Background - European Committee on Legal Co-operation (CDCJ)
Since its establishment in 1963, the European Committee on Legal Co-operation (CDCJ) is a standard-setting body, with a wide scope of competence in the field of public and private law.
The CDCJ, as a steering committee:
- Reports directly to the Committee of Ministers.
- Makes proposals of texts to the Committee of Ministers for their adoption.
- Makes proposals concerning the overall priorities in its fields of competence, future work and draft terms of reference.
With a view to achieving its mission, the CDCJ is assisted by its Bureau, consisting of seven CDCJ members who are responsible for handling its business between plenary meetings. The CDCJ meets in plenary session once a year, whilst its Bureau meets two or three times a year.
The governments of member states may designate one or more representatives, who will, as members of the CDCJ, carry out the work of the Committee and co-ordinate, at national level, all relevant elements of government policy. Such members are entitled to vote on matters arising within the CDCJ. Furthermore, the Parliamentary Assembly of the Council of Europe and the European Union may send representatives.

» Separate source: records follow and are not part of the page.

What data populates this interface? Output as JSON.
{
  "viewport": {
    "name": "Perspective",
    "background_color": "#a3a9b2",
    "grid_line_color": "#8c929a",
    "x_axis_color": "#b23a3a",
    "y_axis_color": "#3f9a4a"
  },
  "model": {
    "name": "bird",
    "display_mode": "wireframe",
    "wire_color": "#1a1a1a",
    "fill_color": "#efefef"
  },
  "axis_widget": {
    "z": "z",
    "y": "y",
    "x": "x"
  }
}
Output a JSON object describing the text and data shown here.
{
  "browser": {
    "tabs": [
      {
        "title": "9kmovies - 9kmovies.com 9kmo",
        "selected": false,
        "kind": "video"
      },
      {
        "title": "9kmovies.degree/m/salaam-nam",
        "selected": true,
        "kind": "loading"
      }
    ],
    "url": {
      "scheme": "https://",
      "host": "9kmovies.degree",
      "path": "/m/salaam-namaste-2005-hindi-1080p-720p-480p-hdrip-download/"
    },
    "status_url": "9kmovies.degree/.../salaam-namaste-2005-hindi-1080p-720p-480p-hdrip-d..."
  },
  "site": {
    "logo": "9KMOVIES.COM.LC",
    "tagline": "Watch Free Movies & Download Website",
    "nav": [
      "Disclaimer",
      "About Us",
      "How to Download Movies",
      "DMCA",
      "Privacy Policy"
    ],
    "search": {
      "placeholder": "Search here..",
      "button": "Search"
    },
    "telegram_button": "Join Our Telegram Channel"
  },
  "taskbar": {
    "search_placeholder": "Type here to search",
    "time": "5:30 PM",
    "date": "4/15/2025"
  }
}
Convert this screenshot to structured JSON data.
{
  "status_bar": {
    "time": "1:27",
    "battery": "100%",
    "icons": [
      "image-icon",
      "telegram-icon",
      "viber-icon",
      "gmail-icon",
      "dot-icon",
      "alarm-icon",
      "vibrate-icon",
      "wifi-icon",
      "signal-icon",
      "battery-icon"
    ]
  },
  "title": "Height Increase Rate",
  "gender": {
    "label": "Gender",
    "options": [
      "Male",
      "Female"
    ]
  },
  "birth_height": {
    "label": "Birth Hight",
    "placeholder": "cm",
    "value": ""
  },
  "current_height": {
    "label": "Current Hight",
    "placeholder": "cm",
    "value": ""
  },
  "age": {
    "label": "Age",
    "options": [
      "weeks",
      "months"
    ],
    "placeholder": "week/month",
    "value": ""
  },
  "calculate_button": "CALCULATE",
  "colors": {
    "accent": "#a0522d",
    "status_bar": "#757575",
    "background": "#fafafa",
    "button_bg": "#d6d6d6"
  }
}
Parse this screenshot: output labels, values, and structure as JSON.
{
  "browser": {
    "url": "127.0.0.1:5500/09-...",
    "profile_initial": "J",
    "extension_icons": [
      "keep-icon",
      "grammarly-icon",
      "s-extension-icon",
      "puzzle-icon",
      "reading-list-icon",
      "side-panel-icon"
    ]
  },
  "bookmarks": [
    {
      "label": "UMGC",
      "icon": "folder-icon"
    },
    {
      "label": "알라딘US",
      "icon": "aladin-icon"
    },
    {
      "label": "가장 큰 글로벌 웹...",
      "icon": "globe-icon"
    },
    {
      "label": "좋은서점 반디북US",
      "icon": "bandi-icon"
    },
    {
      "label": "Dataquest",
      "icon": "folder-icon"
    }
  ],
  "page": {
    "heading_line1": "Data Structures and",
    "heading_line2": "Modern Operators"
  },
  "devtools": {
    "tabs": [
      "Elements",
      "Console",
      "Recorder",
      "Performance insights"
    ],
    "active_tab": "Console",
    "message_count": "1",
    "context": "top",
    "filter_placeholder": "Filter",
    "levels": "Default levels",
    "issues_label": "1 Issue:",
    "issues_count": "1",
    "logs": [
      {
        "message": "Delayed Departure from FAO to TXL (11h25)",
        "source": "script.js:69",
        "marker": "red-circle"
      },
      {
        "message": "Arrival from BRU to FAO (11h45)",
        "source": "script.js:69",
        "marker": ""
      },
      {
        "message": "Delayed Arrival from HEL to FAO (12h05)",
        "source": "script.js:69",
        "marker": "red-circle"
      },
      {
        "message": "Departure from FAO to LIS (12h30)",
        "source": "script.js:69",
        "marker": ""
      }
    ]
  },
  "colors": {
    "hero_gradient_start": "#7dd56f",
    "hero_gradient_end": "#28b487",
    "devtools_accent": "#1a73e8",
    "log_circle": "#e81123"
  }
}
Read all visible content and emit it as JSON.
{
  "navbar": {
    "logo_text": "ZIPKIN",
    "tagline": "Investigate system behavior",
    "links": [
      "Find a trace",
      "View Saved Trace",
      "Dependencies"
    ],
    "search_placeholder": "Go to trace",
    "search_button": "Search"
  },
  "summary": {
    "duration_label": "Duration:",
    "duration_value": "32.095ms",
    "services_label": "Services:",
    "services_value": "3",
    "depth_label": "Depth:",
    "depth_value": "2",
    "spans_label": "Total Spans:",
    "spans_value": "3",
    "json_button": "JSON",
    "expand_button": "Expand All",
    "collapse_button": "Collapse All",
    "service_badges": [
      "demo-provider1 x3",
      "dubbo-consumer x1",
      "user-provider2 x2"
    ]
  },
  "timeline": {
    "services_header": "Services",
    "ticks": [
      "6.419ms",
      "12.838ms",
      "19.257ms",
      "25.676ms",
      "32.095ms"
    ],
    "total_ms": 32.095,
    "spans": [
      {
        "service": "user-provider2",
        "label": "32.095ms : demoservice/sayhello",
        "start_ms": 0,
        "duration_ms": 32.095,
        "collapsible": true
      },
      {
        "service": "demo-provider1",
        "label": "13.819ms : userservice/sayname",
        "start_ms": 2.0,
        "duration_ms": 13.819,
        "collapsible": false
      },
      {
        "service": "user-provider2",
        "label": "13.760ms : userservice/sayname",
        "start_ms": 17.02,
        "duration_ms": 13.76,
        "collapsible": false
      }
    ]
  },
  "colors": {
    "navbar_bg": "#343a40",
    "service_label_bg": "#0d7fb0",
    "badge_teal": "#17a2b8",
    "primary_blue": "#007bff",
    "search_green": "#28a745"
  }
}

Representatives from non-member states of the Council of Europe or from intergovernmental or non-governmental international organisations may be admitted to the CDCJ as observers. Observers do not have the right to vote but may, on subjects under discussion and with the permission of the Chair of the Committee, make oral or written statements that may be put to vote, if put forward by a committee member.
As the CDCJ meets only once a year in plenary session, it may deal with a wide range of matters during its annual meeting. This consequently requires prior detailed preparation by the Bureau. The Bureau can make proposals to the CDCJ on matters such as how a draft text could be dealt with at the plenary meeting. Such proposals can, among other things, be based on written consultation with CDCJ delegations and, where appropriate, include suggestions for amendments to the draft text. The Bureau can also advise which questions it considers of sufficient importance to warrant discussion in the plenary meeting and, consequently, be placed on the agenda, or which questions should be adopted without debate.
The CDCJ is, since 1963, responsible for the standard-setting activities of the Council of Europe in the field of public and private law. The achievements of the CDCJ are to be found, in particular, in the large number of binding or non-binding international legal instruments it has prepared for the Committee of Ministers (mainly treaties and recommendations).
The work of the CDCJ includes:
- The planning, supervision and organisation of the work, colloquies and conferences.
- The preparation and adoption of draft conventions, agreements, protocols or recommendations.
- The evaluation of these standard-setting activities.
- The adoption, for the Committee of Ministers, of opinions on legal matters coming within its competence.
- The adoption, for the Committee of Ministers, of proposals for the programme of activities of the CDCJ.
- The promotion and the facilitation of the functioning and implementation of the international instruments coming within its field of competence.
- The promotion and the facilitation of co-operation and understanding between member states.
- The preparation, in co-operation with the European Committee on Crime Problems (CDPC) and the Steering Committee for Human Rights (CDDH), of Council of Europe Conferences of Ministers of Justice, and, as appropriate, the follow-up of any decision taken by the Committee of Ministers subsequent to Conferences.
- The contribution to standard-setting work in respect of the protection of personal data and the right to private life, in close association with other relevant Council of Europe bodies.